Instructions to follow:
Can you pull out each line of the data below that includes the word "label"?

Data excerpts:
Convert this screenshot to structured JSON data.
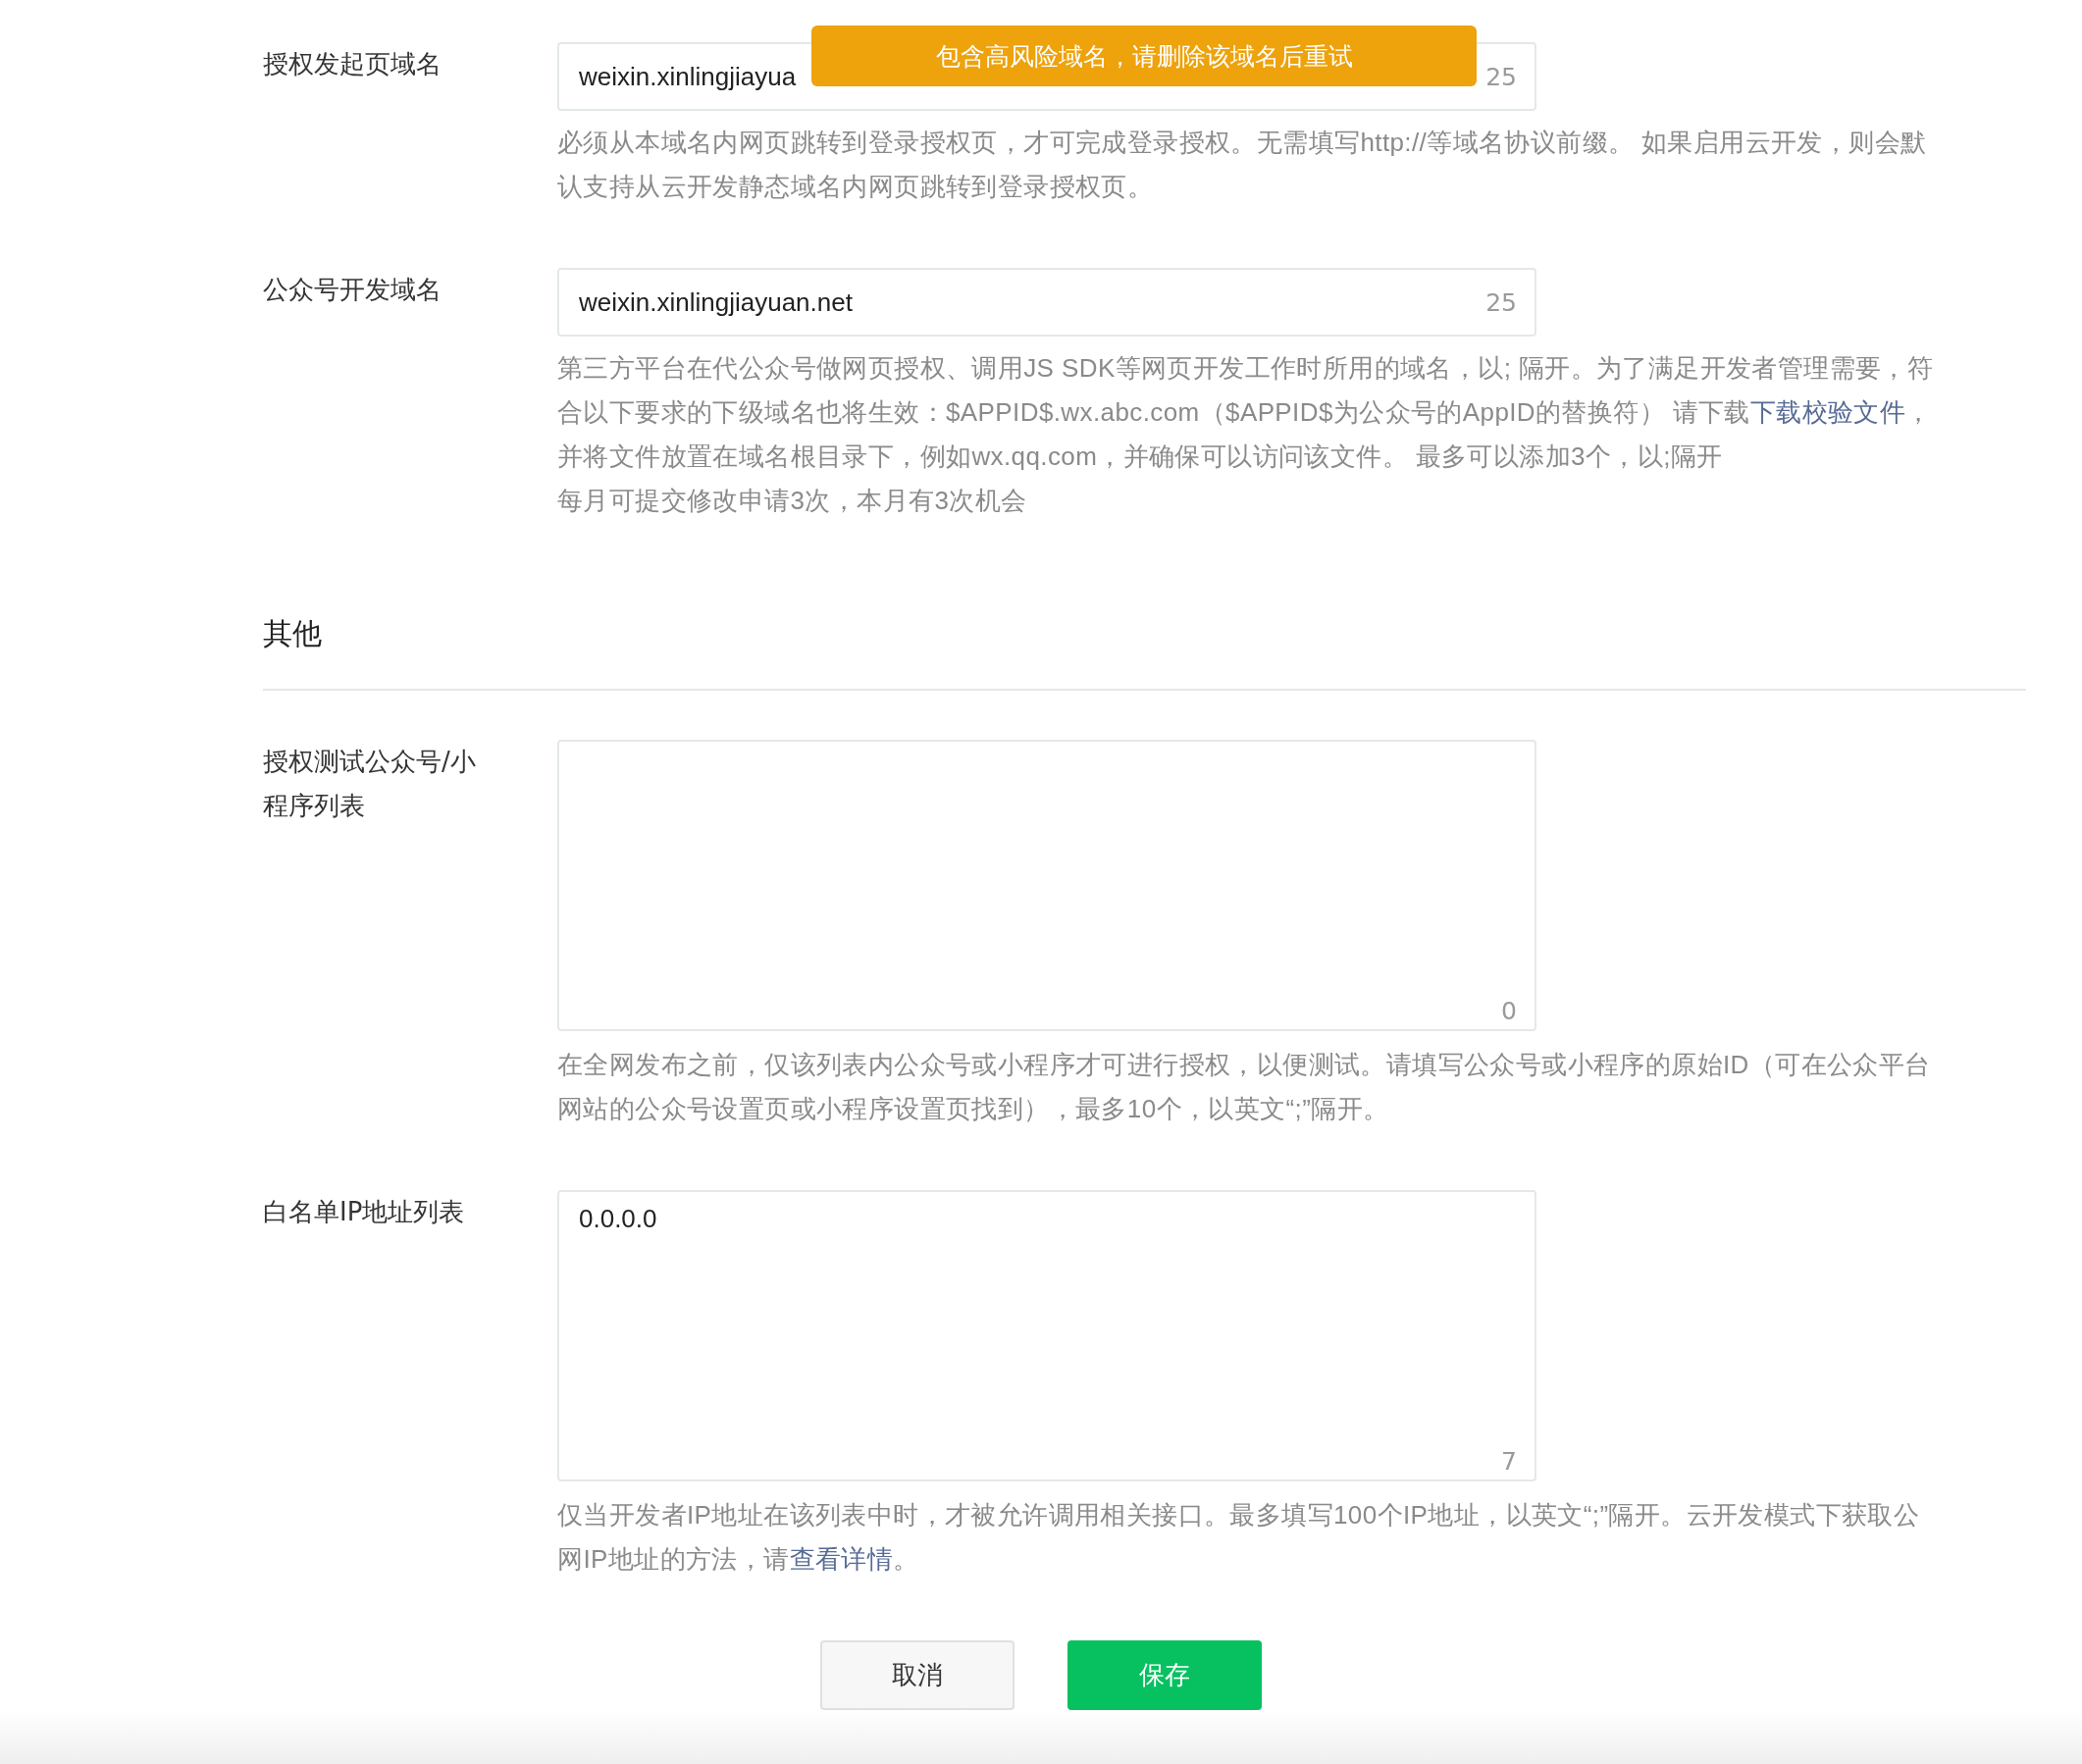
{
  "toast": {
    "kind": "warning",
    "message": "包含高风险域名，请删除该域名后重试"
  },
  "sections": [
    {
      "fields": [
        {
          "kind": "input",
          "label": "授权发起页域名",
          "value": "weixin.xinlingjiayua",
          "count": "25",
          "help": [
            [
              {
                "text": "必须从本域名内网页跳转到登录授权页，才可完成登录授权。无需填写http://等域名协议前缀。 如果启用云开发，则会默"
              }
            ],
            [
              {
                "text": "认支持从云开发静态域名内网页跳转到登录授权页。"
              }
            ]
          ]
        },
        {
          "kind": "input",
          "label": "公众号开发域名",
          "value": "weixin.xinlingjiayuan.net",
          "count": "25",
          "help": [
            [
              {
                "text": "第三方平台在代公众号做网页授权、调用JS SDK等网页开发工作时所用的域名，以; 隔开。为了满足开发者管理需要，符"
              }
            ],
            [
              {
                "text": "合以下要求的下级域名也将生效：$APPID$.wx.abc.com（$APPID$为公众号的AppID的替换符） 请下载"
              },
              {
                "text": "下载校验文件",
                "link": true
              },
              {
                "text": "，"
              }
            ],
            [
              {
                "text": "并将文件放置在域名根目录下，例如wx.qq.com，并确保可以访问该文件。 最多可以添加3个，以;隔开"
              }
            ],
            [
              {
                "text": "每月可提交修改申请3次，本月有3次机会"
              }
            ]
          ]
        }
      ]
    },
    {
      "title": "其他",
      "fields": [
        {
          "kind": "textarea",
          "label": "授权测试公众号/小程序列表",
          "count": "0",
          "help": [
            [
              {
                "text": "在全网发布之前，仅该列表内公众号或小程序才可进行授权，以便测试。请填写公众号或小程序的原始ID（可在公众平台"
              }
            ],
            [
              {
                "text": "网站的公众号设置页或小程序设置页找到），最多10个，以英文“;”隔开。"
              }
            ]
          ]
        },
        {
          "kind": "textarea",
          "label": "白名单IP地址列表",
          "value": "0.0.0.0",
          "count": "7",
          "help": [
            [
              {
                "text": "仅当开发者IP地址在该列表中时，才被允许调用相关接口。最多填写100个IP地址，以英文“;”隔开。云开发模式下获取公"
              }
            ],
            [
              {
                "text": "网IP地址的方法，请"
              },
              {
                "text": "查看详情",
                "link": true
              },
              {
                "text": "。"
              }
            ]
          ]
        }
      ]
    }
  ],
  "buttons": [
    {
      "kind": "default",
      "label": "取消"
    },
    {
      "kind": "primary",
      "label": "保存"
    }
  ]
}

Your solution:
          "label": "授权发起页域名",
          "label": "公众号开发域名",
          "label": "授权测试公众号/小程序列表",
          "label": "白名单IP地址列表",
      "label": "取消"
      "label": "保存"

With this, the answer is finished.